Work instructions:
Show each line of the data below that has the string "prism" in it.

Data shown:

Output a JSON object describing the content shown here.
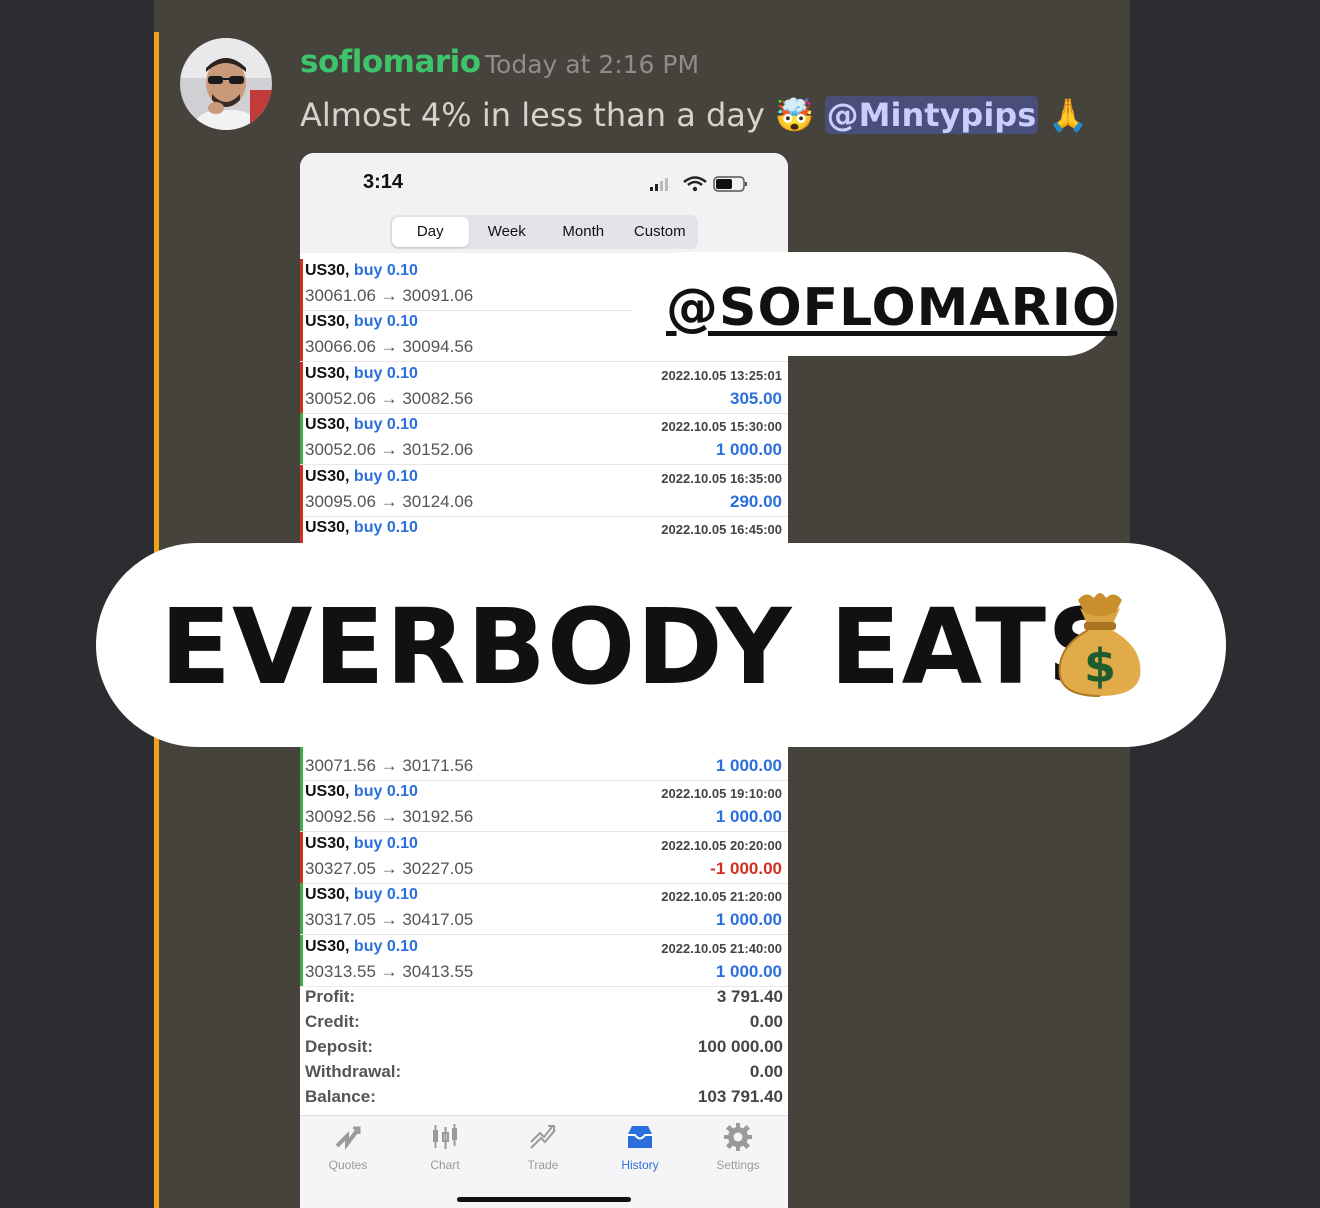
{
  "message": {
    "username": "soflomario",
    "timestamp": "Today at 2:16 PM",
    "text": "Almost 4% in less than a day",
    "emoji1": "🤯",
    "mention": "@Mintypips",
    "emoji2": "🙏"
  },
  "phone": {
    "clock": "3:14",
    "tabs": [
      "Day",
      "Week",
      "Month",
      "Custom"
    ],
    "active_tab": "Day"
  },
  "trades": [
    {
      "symbol": "US30,",
      "side": "buy 0.10",
      "prices": "30061.06 → 30091.06",
      "date": "",
      "pnl": "",
      "status": "loss"
    },
    {
      "symbol": "US30,",
      "side": "buy 0.10",
      "prices": "30066.06 → 30094.56",
      "date": "",
      "pnl": "",
      "status": "loss"
    },
    {
      "symbol": "US30,",
      "side": "buy 0.10",
      "prices": "30052.06 → 30082.56",
      "date": "2022.10.05 13:25:01",
      "pnl": "305.00",
      "status": "loss"
    },
    {
      "symbol": "US30,",
      "side": "buy 0.10",
      "prices": "30052.06 → 30152.06",
      "date": "2022.10.05 15:30:00",
      "pnl": "1 000.00",
      "status": "win"
    },
    {
      "symbol": "US30,",
      "side": "buy 0.10",
      "prices": "30095.06 → 30124.06",
      "date": "2022.10.05 16:35:00",
      "pnl": "290.00",
      "status": "loss"
    },
    {
      "symbol": "US30,",
      "side": "buy 0.10",
      "prices": "",
      "date": "2022.10.05 16:45:00",
      "pnl": "",
      "status": "loss"
    }
  ],
  "trades_lower": [
    {
      "symbol": "",
      "side": "",
      "prices": "30071.56 → 30171.56",
      "date": "",
      "pnl": "1 000.00",
      "status": "win"
    },
    {
      "symbol": "US30,",
      "side": "buy 0.10",
      "prices": "30092.56 → 30192.56",
      "date": "2022.10.05 19:10:00",
      "pnl": "1 000.00",
      "status": "win"
    },
    {
      "symbol": "US30,",
      "side": "buy 0.10",
      "prices": "30327.05 → 30227.05",
      "date": "2022.10.05 20:20:00",
      "pnl": "-1 000.00",
      "status": "loss"
    },
    {
      "symbol": "US30,",
      "side": "buy 0.10",
      "prices": "30317.05 → 30417.05",
      "date": "2022.10.05 21:20:00",
      "pnl": "1 000.00",
      "status": "win"
    },
    {
      "symbol": "US30,",
      "side": "buy 0.10",
      "prices": "30313.55 → 30413.55",
      "date": "2022.10.05 21:40:00",
      "pnl": "1 000.00",
      "status": "win"
    }
  ],
  "summary": [
    {
      "label": "Profit:",
      "value": "3 791.40"
    },
    {
      "label": "Credit:",
      "value": "0.00"
    },
    {
      "label": "Deposit:",
      "value": "100 000.00"
    },
    {
      "label": "Withdrawal:",
      "value": "0.00"
    },
    {
      "label": "Balance:",
      "value": "103 791.40"
    }
  ],
  "tabbar": [
    {
      "label": "Quotes",
      "icon": "quotes-icon",
      "active": false
    },
    {
      "label": "Chart",
      "icon": "chart-icon",
      "active": false
    },
    {
      "label": "Trade",
      "icon": "trade-icon",
      "active": false
    },
    {
      "label": "History",
      "icon": "history-icon",
      "active": true
    },
    {
      "label": "Settings",
      "icon": "gear-icon",
      "active": false
    }
  ],
  "stickers": {
    "handle": "@SOFLOMARIO",
    "headline": "EVERBODY EATS"
  },
  "colors": {
    "username": "#3ec56b",
    "accent_bar": "#f0a21a",
    "buy_blue": "#2a6fdb",
    "loss_red": "#d1301f",
    "win_green": "#3cb043"
  }
}
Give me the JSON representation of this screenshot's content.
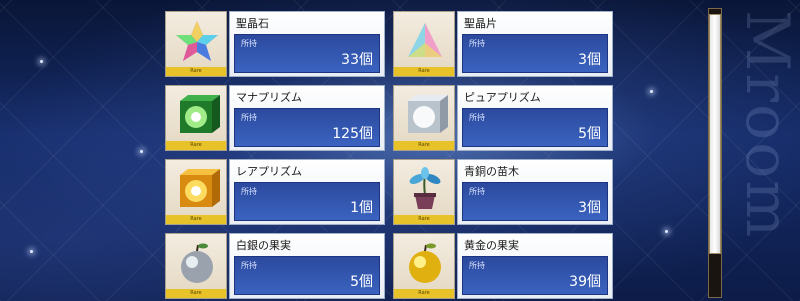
{
  "inventory": {
    "held_label": "所持",
    "rare_tag": "Rare",
    "items": [
      {
        "name": "聖晶石",
        "count": "33個",
        "icon": "saint-quartz-icon"
      },
      {
        "name": "聖晶片",
        "count": "3個",
        "icon": "saint-quartz-fragment-icon"
      },
      {
        "name": "マナプリズム",
        "count": "125個",
        "icon": "mana-prism-icon"
      },
      {
        "name": "ピュアプリズム",
        "count": "5個",
        "icon": "pure-prism-icon"
      },
      {
        "name": "レアプリズム",
        "count": "1個",
        "icon": "rare-prism-icon"
      },
      {
        "name": "青銅の苗木",
        "count": "3個",
        "icon": "bronze-sapling-icon"
      },
      {
        "name": "白銀の果実",
        "count": "5個",
        "icon": "silver-apple-icon"
      },
      {
        "name": "黄金の果実",
        "count": "39個",
        "icon": "golden-apple-icon"
      }
    ]
  },
  "background": {
    "watermark": "Mroom"
  },
  "colors": {
    "qty_panel": "#2c4a9e",
    "rare_strip": "#e8c229"
  }
}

Response area:
        "icon": "mana-prism-icon"
        "icon": "pure-prism-icon"
        "icon": "rare-prism-icon"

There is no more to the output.